Here, we have two reporting periods to deal with:

##### Previous reporting period 20X0

The previous reporting period – year 20X0 – is very easy, because the rights issue happened in 20X1, not in 20X0.

And, it means, that we need to adjust the weighted average number of ordinary shares during the full year 20X0, because the full year 20X0 happened PRIOR rights issue.

The adjusted weighted average number of ordinary shares is calculated as:

• Weighted average number of ordinary shares outstanding in 20X0 of 100 000;
• Multiplied with bonus factor of 1,064…

…which gives us 106 400 shares.

##### Current reporting period 20X1

The things are slightly more complicated here, because the rights issue happened during the year – on 1 April 20X1, the last day of exercise of rights.

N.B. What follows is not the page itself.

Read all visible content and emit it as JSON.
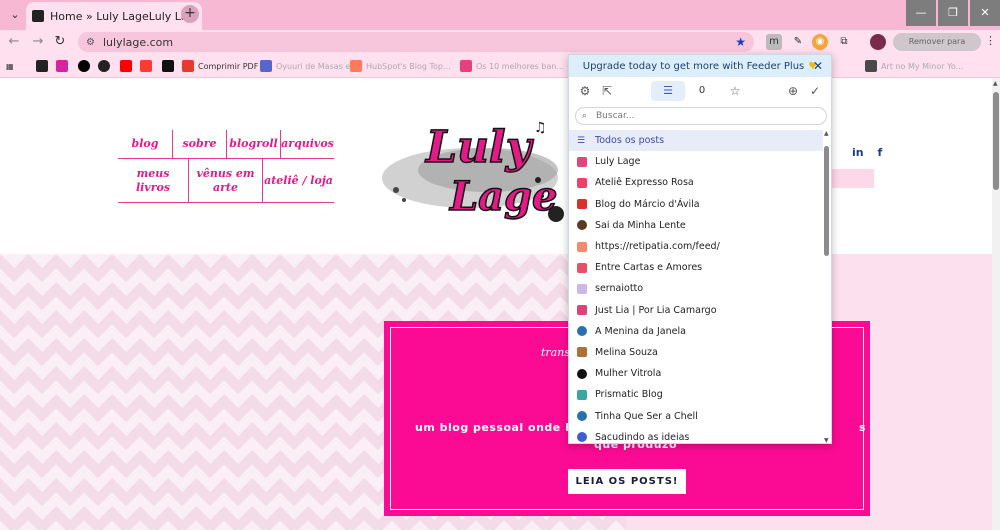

Therefore we will need to do some time apportioning, as shown in the following table:

 Dates (A) Time proportion (N. of months/12) (B) N. of shares (C) Bonus factor (D=B*C) Adjusted n. of shares (E=A*D) Weighted average n. of shares 1/1 – 31/3 3/12 100 000 1,064 106 400 26 600 1/4 – 31/12 9/12 125 000 1,000 125 000 93 750 Total 120 350

Note – you do NOT adjust the n. of shares with bonus factor AFTER the new shares from the rights issue were indeed issued. You adjust ONLY the periods before that.

#### Step #4: Calculate EPS

We have everything that we need now.

Let’s sum up the calculation in another table:

 Year (A) Earnings – E (Step 1) (B) WA Nr. of ordinary shares -S (Step 3) (C = A/B) EPS 20X0 200 000 106 400 1,880 20X1 250 000 120 350 2,077

DONE!!!